What the exercise asks → For the entries below, say how many lines include the word "application" and add nothing else.

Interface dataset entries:

----

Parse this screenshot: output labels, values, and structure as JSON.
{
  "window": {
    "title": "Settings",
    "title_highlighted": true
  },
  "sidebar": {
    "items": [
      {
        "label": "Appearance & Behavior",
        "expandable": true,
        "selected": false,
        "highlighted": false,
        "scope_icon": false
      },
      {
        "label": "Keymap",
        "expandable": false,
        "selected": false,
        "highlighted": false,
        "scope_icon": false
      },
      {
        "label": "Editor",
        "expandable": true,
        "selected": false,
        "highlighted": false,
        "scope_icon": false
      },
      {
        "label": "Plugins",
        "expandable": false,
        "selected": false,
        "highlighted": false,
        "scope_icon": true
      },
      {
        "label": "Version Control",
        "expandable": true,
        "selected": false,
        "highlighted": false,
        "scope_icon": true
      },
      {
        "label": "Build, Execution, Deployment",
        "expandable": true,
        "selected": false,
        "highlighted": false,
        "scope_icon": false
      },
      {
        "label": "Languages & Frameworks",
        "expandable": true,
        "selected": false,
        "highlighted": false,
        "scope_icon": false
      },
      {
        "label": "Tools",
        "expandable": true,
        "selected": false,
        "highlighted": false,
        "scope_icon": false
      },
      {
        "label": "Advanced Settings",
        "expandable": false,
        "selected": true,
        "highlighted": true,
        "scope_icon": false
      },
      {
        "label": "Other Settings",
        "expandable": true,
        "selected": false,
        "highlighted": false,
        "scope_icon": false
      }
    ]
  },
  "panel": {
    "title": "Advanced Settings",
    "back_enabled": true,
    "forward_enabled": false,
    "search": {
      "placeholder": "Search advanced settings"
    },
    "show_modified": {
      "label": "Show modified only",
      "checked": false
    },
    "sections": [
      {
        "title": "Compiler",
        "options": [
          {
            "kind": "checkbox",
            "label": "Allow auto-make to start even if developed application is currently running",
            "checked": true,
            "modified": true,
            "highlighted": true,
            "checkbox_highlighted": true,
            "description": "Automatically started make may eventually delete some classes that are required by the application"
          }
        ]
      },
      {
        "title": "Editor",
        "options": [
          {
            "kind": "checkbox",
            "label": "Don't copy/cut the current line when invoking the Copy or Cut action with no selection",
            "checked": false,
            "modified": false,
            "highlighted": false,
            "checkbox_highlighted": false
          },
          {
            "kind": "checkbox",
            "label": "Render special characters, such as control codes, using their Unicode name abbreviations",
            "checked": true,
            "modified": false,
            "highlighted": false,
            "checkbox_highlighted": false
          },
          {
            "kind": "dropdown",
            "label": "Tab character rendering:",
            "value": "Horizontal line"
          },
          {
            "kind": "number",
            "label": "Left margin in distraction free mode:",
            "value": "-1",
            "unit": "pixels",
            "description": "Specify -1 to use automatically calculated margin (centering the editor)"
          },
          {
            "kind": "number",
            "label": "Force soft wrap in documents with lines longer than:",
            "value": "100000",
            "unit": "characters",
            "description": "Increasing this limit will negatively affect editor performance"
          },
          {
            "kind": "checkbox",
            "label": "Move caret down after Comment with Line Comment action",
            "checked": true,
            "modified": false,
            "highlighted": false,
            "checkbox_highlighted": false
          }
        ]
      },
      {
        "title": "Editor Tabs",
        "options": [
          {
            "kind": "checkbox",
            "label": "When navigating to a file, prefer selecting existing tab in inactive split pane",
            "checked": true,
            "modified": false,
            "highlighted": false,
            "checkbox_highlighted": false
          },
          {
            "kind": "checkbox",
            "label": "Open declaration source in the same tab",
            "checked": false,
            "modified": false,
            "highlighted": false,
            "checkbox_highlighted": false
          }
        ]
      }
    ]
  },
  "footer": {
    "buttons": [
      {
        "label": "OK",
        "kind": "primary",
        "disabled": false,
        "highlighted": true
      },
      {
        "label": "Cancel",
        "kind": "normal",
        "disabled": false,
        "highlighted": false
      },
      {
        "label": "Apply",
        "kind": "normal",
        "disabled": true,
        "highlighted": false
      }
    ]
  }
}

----

Task result → 2